“We allowed them to get into a rhythm of play and establish themselves and gain their confidence early,” Schmid said. “Their goal came out of that sequence as well. At the end of the day, we woke up and probably had more of the game but having more of the game doesn't mean crap. At the end of the day, we lost 1-0."
With a 2-3-1 record at home this season, Qwest Field hasn't turned into the fortress Schmid envisioned. In the past five home games, Seattle have scored only twice, with one of those being a miraculous stoppage-time winner from Mike Fucito.
In franchise history, the Sounders are averaging only 1.19 goals per game at home. When stacked up against all other MLS teams at home this year, that figure ranks dead last. In 2010, the league average for goals per game at home is 1.44, putting Seattle considerably under the bar. The all-time figure in MLS is 1.70.
In an effort to explain the home struggles despite the record crowds, Schmid pointed out the poor record of the Columbus Crew when they opened the league’s first soccer-specific stadium. Opponents were eager to play in Crew Stadium, which led to better play from the visitors and initially poor results from Columbus.
In the visitors’ locker room, Yallop theorized that the Seattle players may get nervous trying to please the eager fans.
"It is a tough crowd and you maybe get a little anxious to play in front of 35,000 people,” Yallop said. “The Sounders will do well at home and score goals. The atmosphere is terrific and the players played well today. They did everything but the final touch."
After a confidence-building 1-0 win at New York a week ago, Seattle’s players had hoped for better today. Instead, Schmid must spend another week answering the same questions about Swiss striker Blaise Nkufo’s arrival, which can't some soon enough.
Schmid didn't have an injury update on Jhon Kennedy Hurtado.
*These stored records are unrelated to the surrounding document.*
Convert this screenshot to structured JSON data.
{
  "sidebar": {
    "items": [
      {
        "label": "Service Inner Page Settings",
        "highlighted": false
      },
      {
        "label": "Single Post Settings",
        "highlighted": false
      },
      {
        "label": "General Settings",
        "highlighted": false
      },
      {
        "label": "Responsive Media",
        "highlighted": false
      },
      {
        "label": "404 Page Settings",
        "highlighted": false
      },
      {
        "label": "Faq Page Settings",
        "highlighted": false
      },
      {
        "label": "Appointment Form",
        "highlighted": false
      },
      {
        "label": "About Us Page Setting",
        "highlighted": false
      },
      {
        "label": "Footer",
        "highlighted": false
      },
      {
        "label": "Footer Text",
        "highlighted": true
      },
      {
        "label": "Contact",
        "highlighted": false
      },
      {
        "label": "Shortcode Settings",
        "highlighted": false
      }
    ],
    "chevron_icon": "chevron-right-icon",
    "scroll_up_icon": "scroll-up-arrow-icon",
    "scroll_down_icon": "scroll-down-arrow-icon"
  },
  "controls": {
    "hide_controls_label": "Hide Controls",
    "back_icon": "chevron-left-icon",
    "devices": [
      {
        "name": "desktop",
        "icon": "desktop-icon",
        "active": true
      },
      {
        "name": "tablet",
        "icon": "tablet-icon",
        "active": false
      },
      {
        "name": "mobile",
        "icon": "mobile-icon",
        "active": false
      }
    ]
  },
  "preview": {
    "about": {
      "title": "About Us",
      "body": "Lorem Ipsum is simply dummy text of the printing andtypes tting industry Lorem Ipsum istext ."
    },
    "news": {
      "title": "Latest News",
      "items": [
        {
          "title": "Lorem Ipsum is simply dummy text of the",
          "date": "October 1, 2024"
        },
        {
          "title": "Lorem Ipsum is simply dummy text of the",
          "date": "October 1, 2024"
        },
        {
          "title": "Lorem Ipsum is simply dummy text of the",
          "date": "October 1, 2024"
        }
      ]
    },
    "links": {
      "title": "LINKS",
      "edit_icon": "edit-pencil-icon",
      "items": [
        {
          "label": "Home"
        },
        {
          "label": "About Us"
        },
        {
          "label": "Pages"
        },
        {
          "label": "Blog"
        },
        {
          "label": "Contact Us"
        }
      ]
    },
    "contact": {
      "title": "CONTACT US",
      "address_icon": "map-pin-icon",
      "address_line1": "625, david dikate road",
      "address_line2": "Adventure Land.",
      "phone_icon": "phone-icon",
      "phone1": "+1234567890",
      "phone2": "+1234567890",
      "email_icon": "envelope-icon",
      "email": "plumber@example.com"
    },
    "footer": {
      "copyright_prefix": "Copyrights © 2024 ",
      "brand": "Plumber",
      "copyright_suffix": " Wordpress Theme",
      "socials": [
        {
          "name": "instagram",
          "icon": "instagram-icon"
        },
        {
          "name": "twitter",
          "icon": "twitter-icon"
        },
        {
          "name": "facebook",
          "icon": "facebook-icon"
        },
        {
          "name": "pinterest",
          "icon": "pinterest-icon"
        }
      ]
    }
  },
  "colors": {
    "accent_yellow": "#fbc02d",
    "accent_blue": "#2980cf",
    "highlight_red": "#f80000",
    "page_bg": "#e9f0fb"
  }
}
The defensive stalwart went down late in the game with what might have been a muscular injury in his leg. After spending the rest of the match on the ground, he was able to walk off the field under his own power.